All about assets: commodities

Will Hodges continues his series by looking at how investors make money out of products we consume every day

What are commodities?

A commodity is a type of resource or good which is standardised and not differentiated by seller. For example, a kilo of refined sugar of a certain kind produced by one company is regarded as no different from a kilo produced on the other side of the world, whereas some consumer goods are distinguished by brand and by the components used.

  • Commodities can be split into the following sub-classes:
  • Precious metals, such as gold, silver and platinum
  • Industrial or base metals, such as copper, zinc, lead and aluminium
  • Energy, such as oil, natural gas, ethanol and heating oil
  • Agricultural goods (also known as soft commodities or "softs"), such as wheat, soybeans, cotton, sugar and coffee
  • Livestock, such as cattle, live hogs and, until recently, pork bellies.

What's all the fuss about?

Renowned US investment guru Jim Rogers was one of the first in the financial sector to recognise the potential of commodities as an asset class. Back in 1999, Rogers identified what he saw as the beginnings of a bull market (a prolonged rise in demand and, consequentially, prices) in commodities, which he predicted would run for a further 15-20 years. Twelve years on, he appears to have been proved right as the world has witnessed huge increases in the value of resources. The price of crude oil, for example, has risen from around $35 dollars a barrel in 2000 to around $100 a barrel. The cost of oil and other commodities has been driven up by increasing demand from emerging markets such as China and India, where private consumption levels and industrial output have soared. Against this backdrop, Rogers' contemporaries have increasingly turned to commodities rather than other assets such as shares and bonds.

Who invests in commodities?

Once a niche asset class, commodities are now a popular investment option for many kinds of investor, including pensions funds, general investment managers and hedge funds. Many larger investment firms run dedicated funds offering exposure to a variety of different commodities, thereby hedging against a drop in the value of any particular resource.

Traders and other short-term investors are able to purchase commodities through an exchange, such as the London Metals Exchange. Doing so means that ownership rights can be transferred without the physical exchange of goods. Goods are sold either under a spot contract, that is, at today's price, or under a futures contract, which allows the buyer to take delivery of the good at a point in the future at a pre-agreed price. More recently, private investors have also started to play the commodity markets. One of the easiest ways to do so is to buy shares in a commodities index run by a bank or investment firm. Usually this means purchasing a share in a "basket" of commodities of different types.

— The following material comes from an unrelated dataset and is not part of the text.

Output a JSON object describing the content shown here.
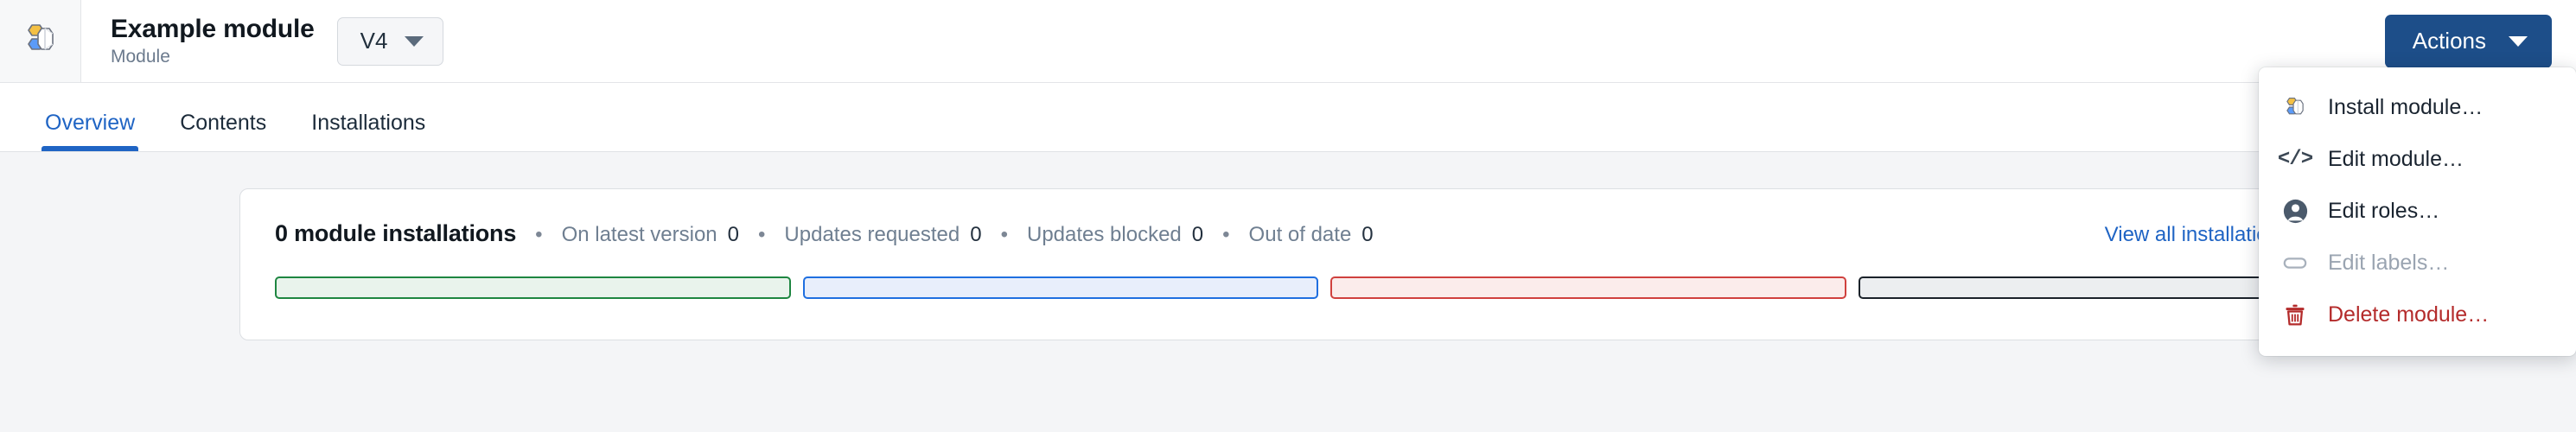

What are the advantages of investing in commodities?

In the light of sluggish western stock markets and continued concerns surrounding European and US debt markets, commodities are currently one of the more exciting asset classes. Unlike many other investments, commodities offer excellent exposure to emerging markets and, in particular, the consumption boom taking place in China and India. With neither economy showing signs of slowing down any time soon, commodities should present an attractive long-term investment.

What are the disadvantages of investing in commodities?

Commodity investing is not for the faint-hearted and has the potential to make fools of even the most battle-hardened of financial savants. Despite their growth in value over the past decade, commodities still represent one of the riskier asset classes to invest in on a short-term basis. Commodity assets, be they oil products, grains or livestock, are vulnerable to large fluctuations over a short time meaning that the potential for losses in the short term is significant. Bet the wrong way and the potential costs are huge. Take oil prices, which fell over a six-month period from mid-2008 to early 2009 from more than $120 a barrel to just $35 a barrel. Political and environmental factors can have a dramatic effect on returns. An unforeseen drought, for example, might send crop prices soaring, while over-production may lead to a price slump.

Where could I fit in?

With the impact of commodity markets on the global economy ever more apparent, there are more and more job opportunities for graduates. Here are some potential positions:

  • Commodity analyst at a bank or investment firm
  • Commodity trader with a brokerage or hedge fund
  • Consultant working for an agriculture, metals or mining consultancy
  • Graduate recruit at an energy company or a mining firm.